**WORK REQUIRED:** Every line in the data below that has the word "count" should be returned.

= = = = = = =

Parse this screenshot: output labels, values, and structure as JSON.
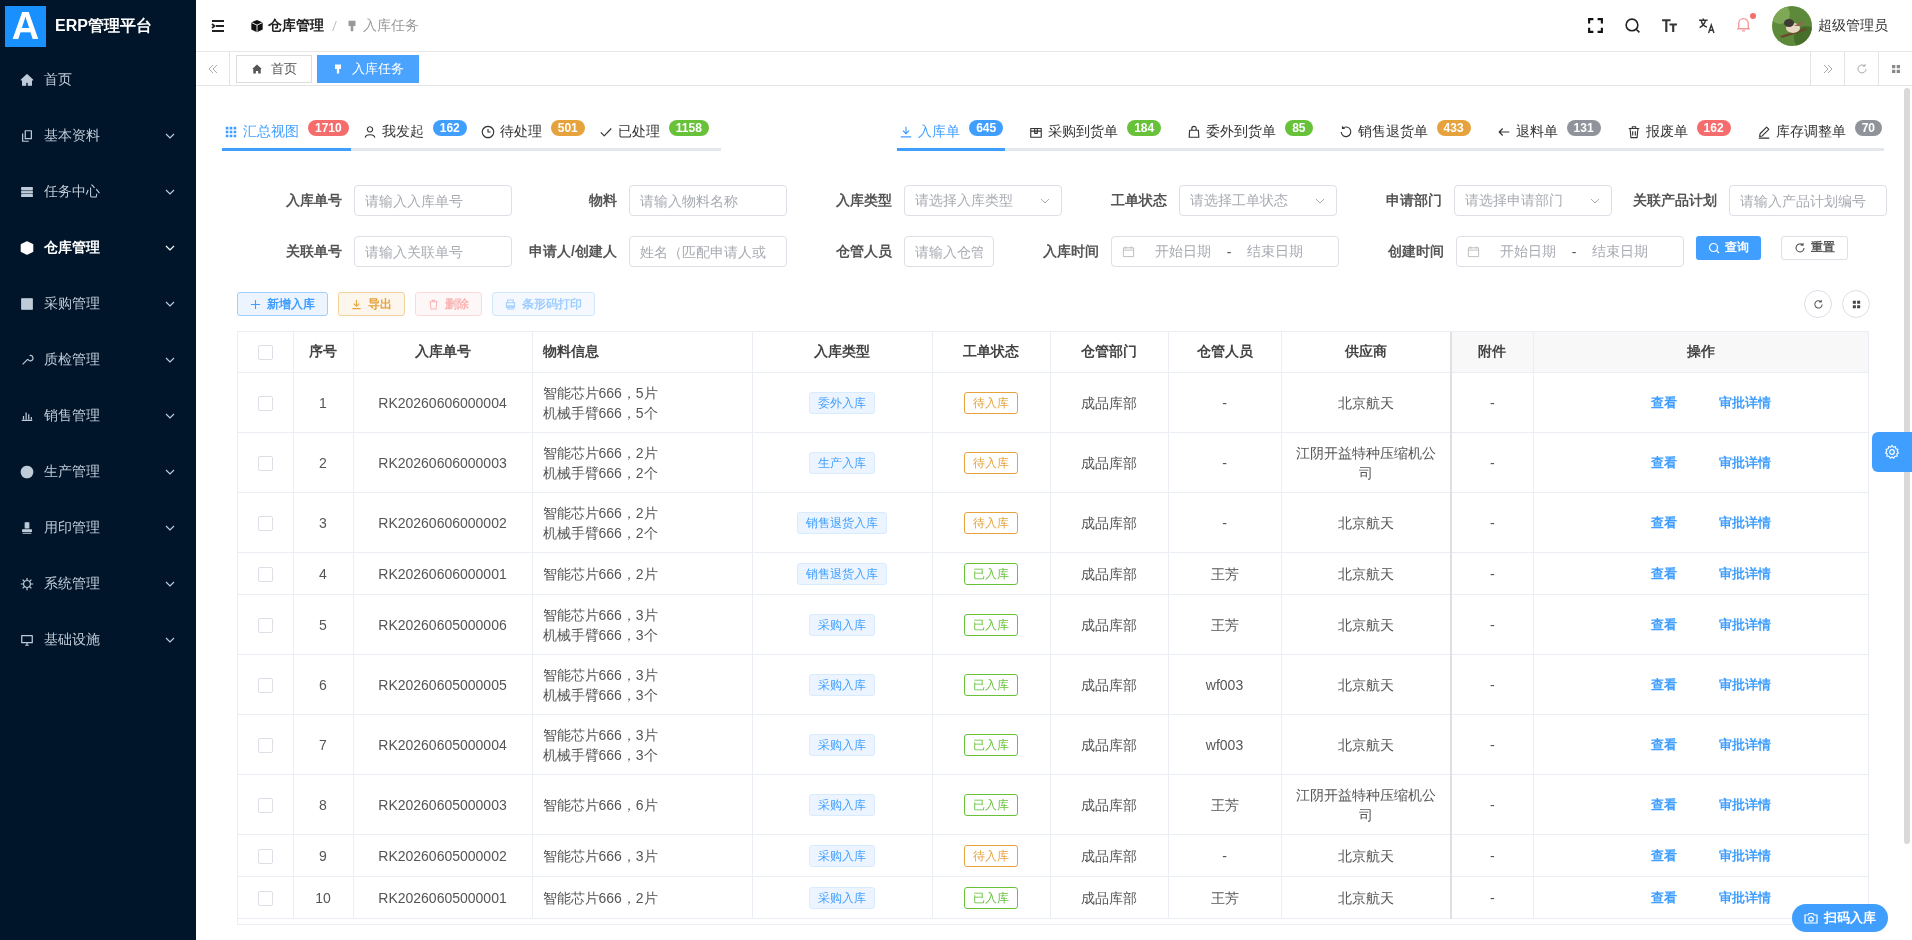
{
  "sidebar": {
    "logo": "A",
    "title": "ERP管理平台",
    "items": [
      {
        "label": "首页",
        "expandable": false,
        "active": false
      },
      {
        "label": "基本资料",
        "expandable": true,
        "active": false
      },
      {
        "label": "任务中心",
        "expandable": true,
        "active": false
      },
      {
        "label": "仓库管理",
        "expandable": true,
        "active": true
      },
      {
        "label": "采购管理",
        "expandable": true,
        "active": false
      },
      {
        "label": "质检管理",
        "expandable": true,
        "active": false
      },
      {
        "label": "销售管理",
        "expandable": true,
        "active": false
      },
      {
        "label": "生产管理",
        "expandable": true,
        "active": false
      },
      {
        "label": "用印管理",
        "expandable": true,
        "active": false
      },
      {
        "label": "系统管理",
        "expandable": true,
        "active": false
      },
      {
        "label": "基础设施",
        "expandable": true,
        "active": false
      }
    ]
  },
  "header": {
    "breadcrumb": [
      "仓库管理",
      "入库任务"
    ],
    "user": "超级管理员",
    "notification_dot": true
  },
  "tags": [
    {
      "label": "首页",
      "selected": false
    },
    {
      "label": "入库任务",
      "selected": true
    }
  ],
  "tab_groups": [
    [
      {
        "label": "汇总视图",
        "count": "1710",
        "color": "#f56c6c",
        "selected": true
      },
      {
        "label": "我发起",
        "count": "162",
        "color": "#409eff",
        "selected": false
      },
      {
        "label": "待处理",
        "count": "501",
        "color": "#e6a23c",
        "selected": false
      },
      {
        "label": "已处理",
        "count": "1158",
        "color": "#67c23a",
        "selected": false
      }
    ],
    [
      {
        "label": "入库单",
        "count": "645",
        "color": "#409eff",
        "selected": true
      },
      {
        "label": "采购到货单",
        "count": "184",
        "color": "#67c23a",
        "selected": false
      },
      {
        "label": "委外到货单",
        "count": "85",
        "color": "#67c23a",
        "selected": false
      },
      {
        "label": "销售退货单",
        "count": "433",
        "color": "#e6a23c",
        "selected": false
      },
      {
        "label": "退料单",
        "count": "131",
        "color": "#909399",
        "selected": false
      },
      {
        "label": "报废单",
        "count": "162",
        "color": "#f56c6c",
        "selected": false
      },
      {
        "label": "库存调整单",
        "count": "70",
        "color": "#909399",
        "selected": false
      }
    ]
  ],
  "filters": {
    "rows": [
      [
        {
          "label": "入库单号",
          "kind": "input",
          "placeholder": "请输入入库单号"
        },
        {
          "label": "物料",
          "kind": "input",
          "placeholder": "请输入物料名称"
        },
        {
          "label": "入库类型",
          "kind": "select",
          "placeholder": "请选择入库类型"
        },
        {
          "label": "工单状态",
          "kind": "select",
          "placeholder": "请选择工单状态"
        },
        {
          "label": "申请部门",
          "kind": "select",
          "placeholder": "请选择申请部门"
        },
        {
          "label": "关联产品计划",
          "kind": "input",
          "placeholder": "请输入产品计划编号"
        }
      ],
      [
        {
          "label": "关联单号",
          "kind": "input",
          "placeholder": "请输入关联单号"
        },
        {
          "label": "申请人/创建人",
          "kind": "input",
          "placeholder": "姓名（匹配申请人或"
        },
        {
          "label": "仓管人员",
          "kind": "input",
          "placeholder": "请输入仓管"
        },
        {
          "label": "入库时间",
          "kind": "daterange",
          "start_placeholder": "开始日期",
          "separator": "-",
          "end_placeholder": "结束日期"
        },
        {
          "label": "创建时间",
          "kind": "daterange",
          "start_placeholder": "开始日期",
          "separator": "-",
          "end_placeholder": "结束日期"
        }
      ]
    ],
    "search_button": "查询",
    "reset_button": "重置"
  },
  "toolbar": [
    {
      "label": "新增入库",
      "kind": "primary",
      "disabled": false
    },
    {
      "label": "导出",
      "kind": "warning",
      "disabled": false
    },
    {
      "label": "删除",
      "kind": "danger",
      "disabled": true
    },
    {
      "label": "条形码打印",
      "kind": "primary",
      "disabled": true
    }
  ],
  "table": {
    "select_all_checked": false,
    "columns": [
      "序号",
      "入库单号",
      "物料信息",
      "入库类型",
      "工单状态",
      "仓管部门",
      "仓管人员",
      "供应商",
      "附件",
      "操作"
    ],
    "rows": [
      {
        "selected": false,
        "index": "1",
        "number": "RK20260606000004",
        "materials": [
          "智能芯片666，5片",
          "机械手臂666，5个"
        ],
        "type": "委外入库",
        "status": "待入库",
        "color": "#e6a23c",
        "dept": "成品库部",
        "keeper": "-",
        "supplier": "北京航天",
        "attachment": "-",
        "actions": [
          "查看",
          "审批详情"
        ]
      },
      {
        "selected": false,
        "index": "2",
        "number": "RK20260606000003",
        "materials": [
          "智能芯片666，2片",
          "机械手臂666，2个"
        ],
        "type": "生产入库",
        "status": "待入库",
        "color": "#e6a23c",
        "dept": "成品库部",
        "keeper": "-",
        "supplier": "江阴开益特种压缩机公司",
        "attachment": "-",
        "actions": [
          "查看",
          "审批详情"
        ]
      },
      {
        "selected": false,
        "index": "3",
        "number": "RK20260606000002",
        "materials": [
          "智能芯片666，2片",
          "机械手臂666，2个"
        ],
        "type": "销售退货入库",
        "status": "待入库",
        "color": "#e6a23c",
        "dept": "成品库部",
        "keeper": "-",
        "supplier": "北京航天",
        "attachment": "-",
        "actions": [
          "查看",
          "审批详情"
        ]
      },
      {
        "selected": false,
        "index": "4",
        "number": "RK20260606000001",
        "materials": [
          "智能芯片666，2片"
        ],
        "type": "销售退货入库",
        "status": "已入库",
        "color": "#67c23a",
        "dept": "成品库部",
        "keeper": "王芳",
        "supplier": "北京航天",
        "attachment": "-",
        "actions": [
          "查看",
          "审批详情"
        ]
      },
      {
        "selected": false,
        "index": "5",
        "number": "RK20260605000006",
        "materials": [
          "智能芯片666，3片",
          "机械手臂666，3个"
        ],
        "type": "采购入库",
        "status": "已入库",
        "color": "#67c23a",
        "dept": "成品库部",
        "keeper": "王芳",
        "supplier": "北京航天",
        "attachment": "-",
        "actions": [
          "查看",
          "审批详情"
        ]
      },
      {
        "selected": false,
        "index": "6",
        "number": "RK20260605000005",
        "materials": [
          "智能芯片666，3片",
          "机械手臂666，3个"
        ],
        "type": "采购入库",
        "status": "已入库",
        "color": "#67c23a",
        "dept": "成品库部",
        "keeper": "wf003",
        "supplier": "北京航天",
        "attachment": "-",
        "actions": [
          "查看",
          "审批详情"
        ]
      },
      {
        "selected": false,
        "index": "7",
        "number": "RK20260605000004",
        "materials": [
          "智能芯片666，3片",
          "机械手臂666，3个"
        ],
        "type": "采购入库",
        "status": "已入库",
        "color": "#67c23a",
        "dept": "成品库部",
        "keeper": "wf003",
        "supplier": "北京航天",
        "attachment": "-",
        "actions": [
          "查看",
          "审批详情"
        ]
      },
      {
        "selected": false,
        "index": "8",
        "number": "RK20260605000003",
        "materials": [
          "智能芯片666，6片"
        ],
        "type": "采购入库",
        "status": "已入库",
        "color": "#67c23a",
        "dept": "成品库部",
        "keeper": "王芳",
        "supplier": "江阴开益特种压缩机公司",
        "attachment": "-",
        "actions": [
          "查看",
          "审批详情"
        ]
      },
      {
        "selected": false,
        "index": "9",
        "number": "RK20260605000002",
        "materials": [
          "智能芯片666，3片"
        ],
        "type": "采购入库",
        "status": "待入库",
        "color": "#e6a23c",
        "dept": "成品库部",
        "keeper": "-",
        "supplier": "北京航天",
        "attachment": "-",
        "actions": [
          "查看",
          "审批详情"
        ]
      },
      {
        "selected": false,
        "index": "10",
        "number": "RK20260605000001",
        "materials": [
          "智能芯片666，2片"
        ],
        "type": "采购入库",
        "status": "已入库",
        "color": "#67c23a",
        "dept": "成品库部",
        "keeper": "王芳",
        "supplier": "北京航天",
        "attachment": "-",
        "actions": [
          "查看",
          "审批详情"
        ]
      }
    ]
  },
  "scan_button": "扫码入库"
}
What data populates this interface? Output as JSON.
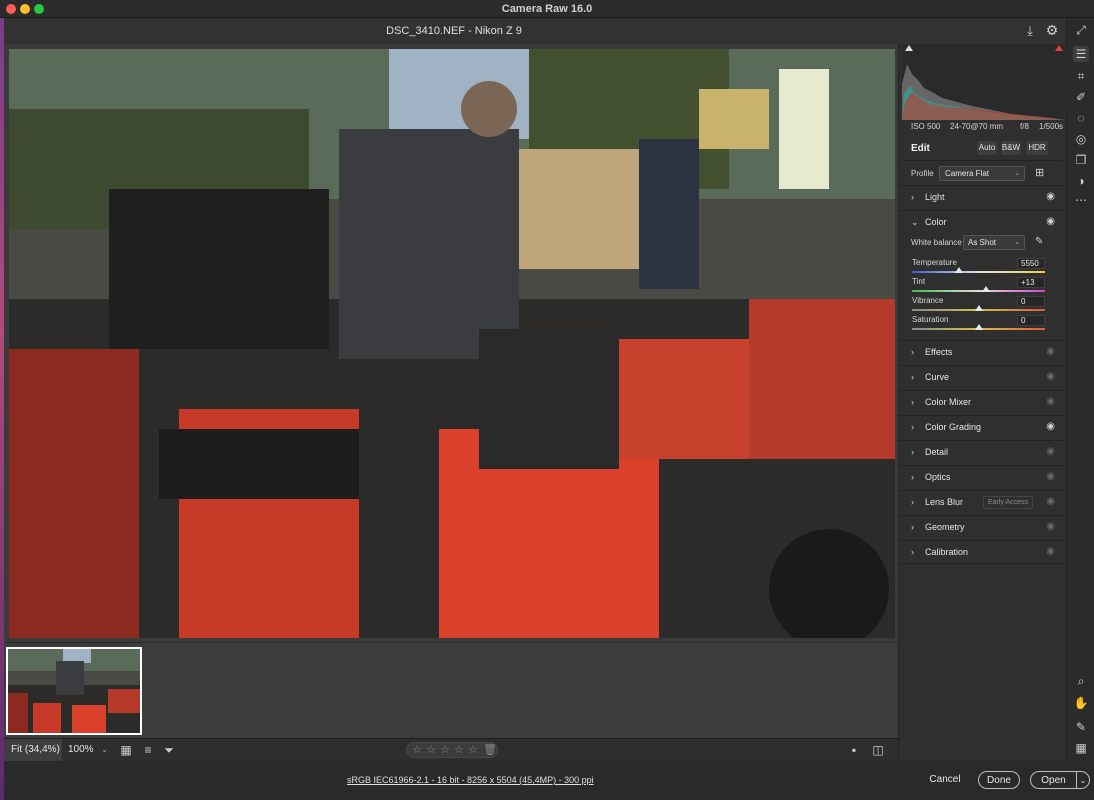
{
  "window": {
    "title": "Camera Raw 16.0"
  },
  "file": {
    "title": "DSC_3410.NEF  -  Nikon Z 9"
  },
  "exif": {
    "iso": "ISO 500",
    "lens": "24-70@70 mm",
    "aperture": "f/8",
    "shutter": "1/500s"
  },
  "edit": {
    "title": "Edit",
    "auto": "Auto",
    "bw": "B&W",
    "hdr": "HDR",
    "profile_label": "Profile",
    "profile_value": "Camera Flat"
  },
  "color": {
    "wb_label": "White balance",
    "wb_value": "As Shot",
    "sliders": [
      {
        "label": "Temperature",
        "value": "5550",
        "position": 0.35
      },
      {
        "label": "Tint",
        "value": "+13",
        "position": 0.56
      },
      {
        "label": "Vibrance",
        "value": "0",
        "position": 0.5
      },
      {
        "label": "Saturation",
        "value": "0",
        "position": 0.5
      }
    ]
  },
  "sections": {
    "light": "Light",
    "color": "Color",
    "effects": "Effects",
    "curve": "Curve",
    "color_mixer": "Color Mixer",
    "color_grading": "Color Grading",
    "detail": "Detail",
    "optics": "Optics",
    "lens_blur": "Lens Blur",
    "lens_blur_badge": "Early Access",
    "geometry": "Geometry",
    "calibration": "Calibration"
  },
  "bottom": {
    "fit": "Fit (34,4%)",
    "zoom": "100%",
    "info": "sRGB IEC61966-2.1 - 16 bit - 8256 x 5504 (45,4MP) - 300 ppi"
  },
  "buttons": {
    "cancel": "Cancel",
    "done": "Done",
    "open": "Open"
  },
  "icons": {
    "save": "save-icon",
    "settings": "gear-icon",
    "expand": "expand-icon",
    "eye": "eye-icon",
    "star": "star-icon",
    "trash": "trash-icon"
  },
  "colors": {
    "accent_red": "#e04040",
    "panel_bg": "#2f2f2f"
  }
}
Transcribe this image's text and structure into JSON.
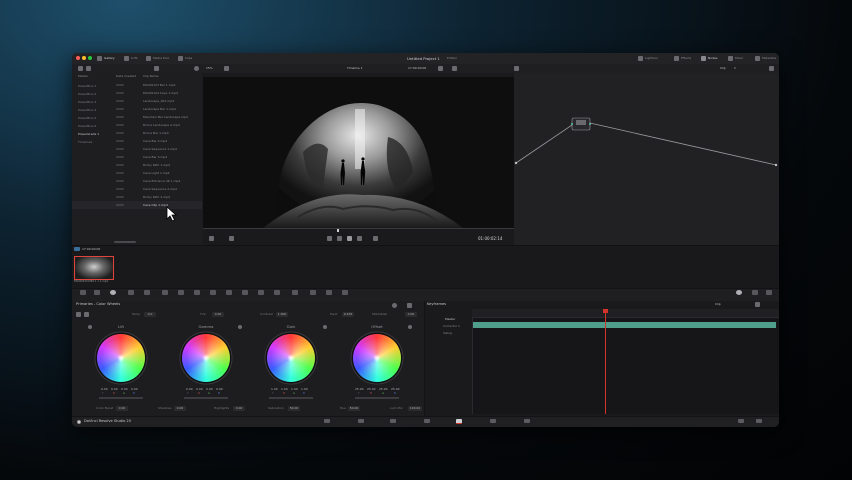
{
  "app": {
    "title": "Untitled Project 1",
    "edited": "Edited",
    "name": "DaVinci Resolve Studio 20"
  },
  "toolbar": {
    "gallery": "Gallery",
    "luts": "LUTs",
    "media_pool": "Media Pool",
    "clips": "Clips",
    "zoom": "15%",
    "timeline_name": "Timeline 1",
    "timecode_top": "17:00:00:00",
    "node_mode": "Clip"
  },
  "header_right": {
    "lightbox": "Lightbox",
    "effects": "Effects",
    "nodes": "Nodes",
    "metadata": "Metadata",
    "mixer": "Mixer",
    "clip_num": "1"
  },
  "media_pool": {
    "header_bins": "Master",
    "col_date": "Date Created",
    "col_name": "Clip Name",
    "bins": [
      "PowerBins 1",
      "PowerBins 2",
      "PowerBins 3",
      "PowerBins 4",
      "PowerBins 5",
      "PowerBins 6",
      "PowerGrade 1",
      "Timelines"
    ],
    "rows": [
      {
        "date": "2025",
        "name": "DSC00123 Bar 1.mp4"
      },
      {
        "date": "2025",
        "name": "DSC00124 Cave 1.mp4"
      },
      {
        "date": "2025",
        "name": "Landscape_001.mp4"
      },
      {
        "date": "2025",
        "name": "Landscape Bar 1.mp4"
      },
      {
        "date": "2025",
        "name": "Mountain Bar Landscape.mp4"
      },
      {
        "date": "2025",
        "name": "Drone Landscape A.mp4"
      },
      {
        "date": "2025",
        "name": "Drone Bar 1.mp4"
      },
      {
        "date": "2025",
        "name": "Cave Bar 2.mp4"
      },
      {
        "date": "2025",
        "name": "Cave Sequence 1.mp4"
      },
      {
        "date": "2025",
        "name": "Cave Bar 3.mp4"
      },
      {
        "date": "2025",
        "name": "Rocky Path 1.mp4"
      },
      {
        "date": "2025",
        "name": "Cave Light 1.mp4"
      },
      {
        "date": "2025",
        "name": "Cave Entrance 4K 1.mp4"
      },
      {
        "date": "2025",
        "name": "Cave Sequence 2.mp4"
      },
      {
        "date": "2025",
        "name": "Rocky Path 2.mp4"
      },
      {
        "date": "2025",
        "name": "Cave Clip 1.mp4"
      }
    ]
  },
  "viewer": {
    "timecode": "01:00:02:14"
  },
  "clip_strip": {
    "clip_tc": "17:00:00:00",
    "clip_name": "DSC00123.MP4 1 1 1.mp4"
  },
  "color": {
    "panel_title": "Primaries - Color Wheels",
    "params_top": [
      {
        "label": "Temp",
        "value": "0.0"
      },
      {
        "label": "Tint",
        "value": "0.00"
      },
      {
        "label": "Contrast",
        "value": "1.000"
      },
      {
        "label": "Pivot",
        "value": "0.435"
      },
      {
        "label": "Mid/Detail",
        "value": "0.00"
      }
    ],
    "wheels": [
      {
        "label": "Lift",
        "values": [
          "0.00",
          "0.00",
          "0.00",
          "0.00"
        ]
      },
      {
        "label": "Gamma",
        "values": [
          "0.00",
          "0.00",
          "0.00",
          "0.00"
        ]
      },
      {
        "label": "Gain",
        "values": [
          "1.00",
          "1.00",
          "1.00",
          "1.00"
        ]
      },
      {
        "label": "Offset",
        "values": [
          "25.00",
          "25.00",
          "25.00",
          "25.00"
        ]
      }
    ],
    "channels": [
      "Y",
      "R",
      "G",
      "B"
    ],
    "params_bottom": [
      {
        "label": "Color Boost",
        "value": "0.00"
      },
      {
        "label": "Shadows",
        "value": "0.00"
      },
      {
        "label": "Highlights",
        "value": "0.00"
      },
      {
        "label": "Saturation",
        "value": "50.00"
      },
      {
        "label": "Hue",
        "value": "50.00"
      },
      {
        "label": "Lum Mix",
        "value": "100.00"
      }
    ]
  },
  "keyframes": {
    "title": "Keyframes",
    "mode": "Clip",
    "master": "Master",
    "tracks": [
      "Corrector 1",
      "Sizing"
    ]
  }
}
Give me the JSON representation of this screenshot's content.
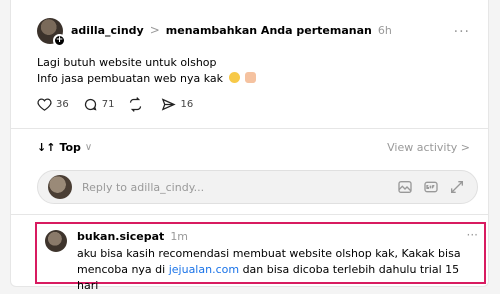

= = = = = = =

**TASK OUTPUT:**
        "count": "1710",
        "count": "162",
        "count": "501",
        "count": "1158",
        "count": "645",
        "count": "184",
        "count": "85",
        "count": "433",
        "count": "131",
        "count": "162",
        "count": "70",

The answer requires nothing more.